Flight Behavior by Barbara Kingsolver
Once upon a time, I loved every book Barbara Kingsolver wrote: The Bean Trees grew into me, then Homeland and Other Stories, Animal Dreams (still my favorite), Pigs in Heaven. Heresy, I know, but Poisonwood Bible was not a favorite, but after surviving Animal, Vegetable, Miracle, I had to admit that my devotions diminished. Then came Flight Behavior last fall, and I couldn’t seem to avoid seeing that title bandied about in various literary listserv headlines, best-of compilations, award finalist short and longlists. So, in a fit of nostalgia, I hit ‘play.’
Dellarobia Turnbow is a discontented mother of two young children, trapped in a shot-gun marriage at age 17. Eleven years later, she’s still living in tiny Feathertown, Tennessee, in a house built by her in-laws, beholden to them for what little she and her sweet (but dull) husband have. Hiking up the mountains with intentions to flee her confining life – by starting an affair with the local telephone repairman – she comes upon a forest of monarch butterflies. The locals think it’s a miracle (Dellarobia’s mother takes groups up there for a fee!), the news goes national, and Dr. Ovid Byron arrives to tell the world that this disruption in the migration pattern of these majestic butterflies is actually an aberration of nature signaling disasters yet to come. Ovid’s passionate erudition is both an intellectual and emotional charge for Dellarobia who, surprise!, turns out to have a brain too big for her small-minded town. She spends three-quarters of the book in self-absorbed angst, and when she finally makes a major decision (spoiler alert!), a sudden deluge inundates her entire life.

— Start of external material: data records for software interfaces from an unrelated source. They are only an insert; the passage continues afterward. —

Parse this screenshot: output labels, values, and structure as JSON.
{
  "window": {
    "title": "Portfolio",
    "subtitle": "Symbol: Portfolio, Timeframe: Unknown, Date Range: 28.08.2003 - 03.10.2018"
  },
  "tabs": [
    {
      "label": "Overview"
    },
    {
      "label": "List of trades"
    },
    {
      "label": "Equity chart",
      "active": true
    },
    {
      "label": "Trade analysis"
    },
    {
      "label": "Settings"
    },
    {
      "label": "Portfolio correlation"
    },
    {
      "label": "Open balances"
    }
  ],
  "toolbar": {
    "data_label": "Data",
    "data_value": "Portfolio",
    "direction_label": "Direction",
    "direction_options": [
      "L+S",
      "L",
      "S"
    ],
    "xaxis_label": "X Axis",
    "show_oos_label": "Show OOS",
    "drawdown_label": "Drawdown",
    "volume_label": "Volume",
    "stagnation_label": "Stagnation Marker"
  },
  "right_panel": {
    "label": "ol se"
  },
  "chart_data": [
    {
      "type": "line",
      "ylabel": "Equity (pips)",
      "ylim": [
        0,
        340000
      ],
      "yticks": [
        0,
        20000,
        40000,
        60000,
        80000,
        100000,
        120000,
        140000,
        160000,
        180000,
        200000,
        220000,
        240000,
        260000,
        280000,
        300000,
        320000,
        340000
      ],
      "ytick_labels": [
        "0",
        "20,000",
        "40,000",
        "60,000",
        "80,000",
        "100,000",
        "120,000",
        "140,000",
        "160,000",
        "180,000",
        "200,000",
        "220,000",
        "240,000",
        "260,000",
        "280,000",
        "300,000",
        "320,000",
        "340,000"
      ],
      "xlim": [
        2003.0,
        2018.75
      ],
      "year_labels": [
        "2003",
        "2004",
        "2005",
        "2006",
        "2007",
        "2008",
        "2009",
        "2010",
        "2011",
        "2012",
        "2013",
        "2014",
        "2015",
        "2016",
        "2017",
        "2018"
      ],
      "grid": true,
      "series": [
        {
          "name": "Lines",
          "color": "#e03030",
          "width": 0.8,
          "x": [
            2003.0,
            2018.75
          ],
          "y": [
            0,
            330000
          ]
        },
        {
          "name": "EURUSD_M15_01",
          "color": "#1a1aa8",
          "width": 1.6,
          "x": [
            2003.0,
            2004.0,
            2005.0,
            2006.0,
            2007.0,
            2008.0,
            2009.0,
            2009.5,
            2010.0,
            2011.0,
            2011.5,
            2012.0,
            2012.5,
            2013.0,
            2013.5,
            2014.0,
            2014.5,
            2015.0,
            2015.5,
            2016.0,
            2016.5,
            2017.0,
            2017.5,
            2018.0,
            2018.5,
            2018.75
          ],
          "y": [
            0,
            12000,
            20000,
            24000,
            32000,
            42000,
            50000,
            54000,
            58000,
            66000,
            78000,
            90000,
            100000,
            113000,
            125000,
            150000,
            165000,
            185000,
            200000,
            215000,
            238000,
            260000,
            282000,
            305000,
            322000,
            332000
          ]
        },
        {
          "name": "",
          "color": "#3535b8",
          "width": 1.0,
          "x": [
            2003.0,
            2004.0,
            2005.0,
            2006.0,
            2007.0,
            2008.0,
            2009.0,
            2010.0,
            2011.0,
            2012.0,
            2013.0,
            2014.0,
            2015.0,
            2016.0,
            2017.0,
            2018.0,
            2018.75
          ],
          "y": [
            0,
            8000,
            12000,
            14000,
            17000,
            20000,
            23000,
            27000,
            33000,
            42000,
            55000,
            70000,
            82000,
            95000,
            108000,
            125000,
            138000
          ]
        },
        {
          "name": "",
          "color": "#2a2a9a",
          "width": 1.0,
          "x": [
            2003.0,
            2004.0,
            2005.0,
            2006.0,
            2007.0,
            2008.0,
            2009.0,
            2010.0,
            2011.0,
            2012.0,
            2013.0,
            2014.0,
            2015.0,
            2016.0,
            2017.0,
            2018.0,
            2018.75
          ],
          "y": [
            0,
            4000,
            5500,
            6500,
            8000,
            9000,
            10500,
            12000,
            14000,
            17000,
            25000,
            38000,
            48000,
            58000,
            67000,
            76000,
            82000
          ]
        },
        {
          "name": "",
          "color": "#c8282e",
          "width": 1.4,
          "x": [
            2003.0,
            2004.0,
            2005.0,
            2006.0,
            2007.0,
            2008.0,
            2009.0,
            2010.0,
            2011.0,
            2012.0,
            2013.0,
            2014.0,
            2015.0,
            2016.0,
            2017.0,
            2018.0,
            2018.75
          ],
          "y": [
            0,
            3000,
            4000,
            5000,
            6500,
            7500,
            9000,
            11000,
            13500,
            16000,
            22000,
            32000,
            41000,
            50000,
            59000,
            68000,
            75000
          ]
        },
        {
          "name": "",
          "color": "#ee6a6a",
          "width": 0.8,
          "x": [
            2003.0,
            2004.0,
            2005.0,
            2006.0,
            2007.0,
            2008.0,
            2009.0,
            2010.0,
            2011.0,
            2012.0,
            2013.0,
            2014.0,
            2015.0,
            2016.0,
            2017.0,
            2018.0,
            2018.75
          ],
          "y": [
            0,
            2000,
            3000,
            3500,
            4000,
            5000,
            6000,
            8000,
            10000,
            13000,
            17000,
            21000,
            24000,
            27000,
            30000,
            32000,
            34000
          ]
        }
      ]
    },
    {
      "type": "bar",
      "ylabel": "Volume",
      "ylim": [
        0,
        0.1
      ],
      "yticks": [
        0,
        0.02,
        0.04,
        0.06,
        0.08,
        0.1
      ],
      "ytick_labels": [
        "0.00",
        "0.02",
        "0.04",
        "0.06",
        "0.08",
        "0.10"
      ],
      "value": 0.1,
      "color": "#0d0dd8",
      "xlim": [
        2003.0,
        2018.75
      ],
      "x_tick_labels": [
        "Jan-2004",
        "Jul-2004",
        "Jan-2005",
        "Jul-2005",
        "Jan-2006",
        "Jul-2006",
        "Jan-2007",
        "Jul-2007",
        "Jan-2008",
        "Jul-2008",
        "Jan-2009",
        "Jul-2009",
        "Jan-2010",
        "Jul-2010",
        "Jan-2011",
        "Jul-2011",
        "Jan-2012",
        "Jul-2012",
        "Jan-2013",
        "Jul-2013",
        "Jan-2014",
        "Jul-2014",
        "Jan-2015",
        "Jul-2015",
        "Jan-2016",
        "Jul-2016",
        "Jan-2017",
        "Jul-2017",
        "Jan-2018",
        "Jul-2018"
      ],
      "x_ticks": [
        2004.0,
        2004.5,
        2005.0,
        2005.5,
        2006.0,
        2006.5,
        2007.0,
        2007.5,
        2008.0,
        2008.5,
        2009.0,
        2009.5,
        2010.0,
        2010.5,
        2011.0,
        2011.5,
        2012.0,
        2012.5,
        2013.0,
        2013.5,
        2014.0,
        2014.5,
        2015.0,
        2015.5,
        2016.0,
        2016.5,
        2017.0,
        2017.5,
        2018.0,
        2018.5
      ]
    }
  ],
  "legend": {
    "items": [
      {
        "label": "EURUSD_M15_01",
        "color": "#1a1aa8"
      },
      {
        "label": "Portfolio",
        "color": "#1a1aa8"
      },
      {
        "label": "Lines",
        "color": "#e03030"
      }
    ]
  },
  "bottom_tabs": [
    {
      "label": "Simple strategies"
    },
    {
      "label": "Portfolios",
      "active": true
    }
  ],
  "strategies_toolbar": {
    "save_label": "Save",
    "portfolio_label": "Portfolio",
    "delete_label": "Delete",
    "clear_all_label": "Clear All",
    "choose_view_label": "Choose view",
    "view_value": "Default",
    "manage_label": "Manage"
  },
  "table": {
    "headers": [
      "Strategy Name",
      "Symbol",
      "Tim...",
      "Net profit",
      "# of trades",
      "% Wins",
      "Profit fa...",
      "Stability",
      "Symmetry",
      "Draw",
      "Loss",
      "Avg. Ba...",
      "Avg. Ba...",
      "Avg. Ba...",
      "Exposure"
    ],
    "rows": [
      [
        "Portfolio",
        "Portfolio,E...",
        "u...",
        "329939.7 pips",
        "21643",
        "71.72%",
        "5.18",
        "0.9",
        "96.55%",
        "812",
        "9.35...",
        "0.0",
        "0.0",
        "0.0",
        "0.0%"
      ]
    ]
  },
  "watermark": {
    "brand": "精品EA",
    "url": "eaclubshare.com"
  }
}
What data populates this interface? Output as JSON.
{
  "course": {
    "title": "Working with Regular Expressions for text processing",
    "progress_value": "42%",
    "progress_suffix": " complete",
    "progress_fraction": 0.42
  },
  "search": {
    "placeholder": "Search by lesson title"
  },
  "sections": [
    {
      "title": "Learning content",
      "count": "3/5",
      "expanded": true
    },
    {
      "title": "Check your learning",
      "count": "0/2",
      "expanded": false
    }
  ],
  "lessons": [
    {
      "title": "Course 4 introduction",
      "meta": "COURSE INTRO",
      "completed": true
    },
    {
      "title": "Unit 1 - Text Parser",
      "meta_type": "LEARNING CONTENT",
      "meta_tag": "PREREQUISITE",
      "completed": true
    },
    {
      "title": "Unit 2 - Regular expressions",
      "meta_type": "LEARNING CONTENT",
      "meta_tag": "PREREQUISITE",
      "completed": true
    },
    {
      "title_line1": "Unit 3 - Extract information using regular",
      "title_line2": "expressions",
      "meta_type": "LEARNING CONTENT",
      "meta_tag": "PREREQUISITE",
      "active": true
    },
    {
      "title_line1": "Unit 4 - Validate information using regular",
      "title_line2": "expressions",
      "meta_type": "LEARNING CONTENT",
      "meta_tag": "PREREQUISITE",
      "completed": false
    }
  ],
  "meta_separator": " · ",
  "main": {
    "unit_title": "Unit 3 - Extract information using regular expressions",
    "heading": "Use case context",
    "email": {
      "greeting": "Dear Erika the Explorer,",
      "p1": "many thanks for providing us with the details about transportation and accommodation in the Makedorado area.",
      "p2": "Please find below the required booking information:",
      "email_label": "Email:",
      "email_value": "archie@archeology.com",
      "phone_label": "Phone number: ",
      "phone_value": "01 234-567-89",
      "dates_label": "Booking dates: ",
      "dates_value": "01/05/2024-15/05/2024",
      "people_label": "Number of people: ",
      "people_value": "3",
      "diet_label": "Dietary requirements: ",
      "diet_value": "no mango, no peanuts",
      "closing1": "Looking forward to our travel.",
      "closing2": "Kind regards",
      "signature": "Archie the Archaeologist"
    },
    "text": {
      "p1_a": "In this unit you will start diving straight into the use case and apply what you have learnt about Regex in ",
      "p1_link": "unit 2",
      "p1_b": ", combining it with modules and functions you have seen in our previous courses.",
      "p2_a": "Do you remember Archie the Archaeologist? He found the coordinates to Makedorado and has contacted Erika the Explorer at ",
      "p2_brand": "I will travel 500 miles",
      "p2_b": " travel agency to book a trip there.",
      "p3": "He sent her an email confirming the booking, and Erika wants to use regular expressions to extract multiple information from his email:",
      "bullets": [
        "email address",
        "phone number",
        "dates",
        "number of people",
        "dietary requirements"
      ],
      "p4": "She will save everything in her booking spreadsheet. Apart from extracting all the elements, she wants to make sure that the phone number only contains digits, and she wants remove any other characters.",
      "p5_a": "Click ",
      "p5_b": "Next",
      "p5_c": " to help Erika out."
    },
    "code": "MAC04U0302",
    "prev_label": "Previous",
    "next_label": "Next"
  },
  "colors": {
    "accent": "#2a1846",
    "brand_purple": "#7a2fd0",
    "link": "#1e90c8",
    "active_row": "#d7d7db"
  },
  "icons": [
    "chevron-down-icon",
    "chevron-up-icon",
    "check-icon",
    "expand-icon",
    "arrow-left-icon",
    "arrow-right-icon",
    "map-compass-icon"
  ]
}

Somehow, I managed to survive 17 hours of dogged, misplaced loyalty. Kingsolver herself reads Flight Behavior – and her website shouts, “audiobook wins raves.” A link to a Publisher’s Weekly review touts, “Kingsolver proves an excellent reader of her own work, perfectly conveying both Dellarobia’s gossipy, accented smalltown neighbors and the distinctive Jamaican accent of intellectual Ovid …” That supposed “distinctive Jamaican accent” is most definitely not; what comes forth is some indistinguishable cacophony. But here’s the worst offense (did the reviewer actually listen in full?): the good doctor makes a distinct point to the shut-in Dellarobia who questions his background about being from “‘The United States of America. St. Thomas, Virgin Islands.’” The word “Jamaica” does not appear anywhere in the book. Not all islands are the same. Nor are all island accents interchangeable, either!
Oh, but I digress. If read you will, be sure to choose the page. Just in case you had any doubt that this is a novel with a message, be warned: from deforestation, rising tides, mudslides, global warming, a flood of epic proportions, and more, it’s all in there. As important as environmental awareness, protection, and active restoration are, such sledgehammer reminders of our earth under threat doesn’t necessarily make for effective storytelling.
Tidbit: I’m loathe to leave you without an environmentally protective alternate suggestion … so might I suggest the witty and rollicking Ruth Ozeki? I adored both My Year of Meats and All Over Creation; her latest, A Tale for the Time Being, sits high on my ‘must-read’ piles.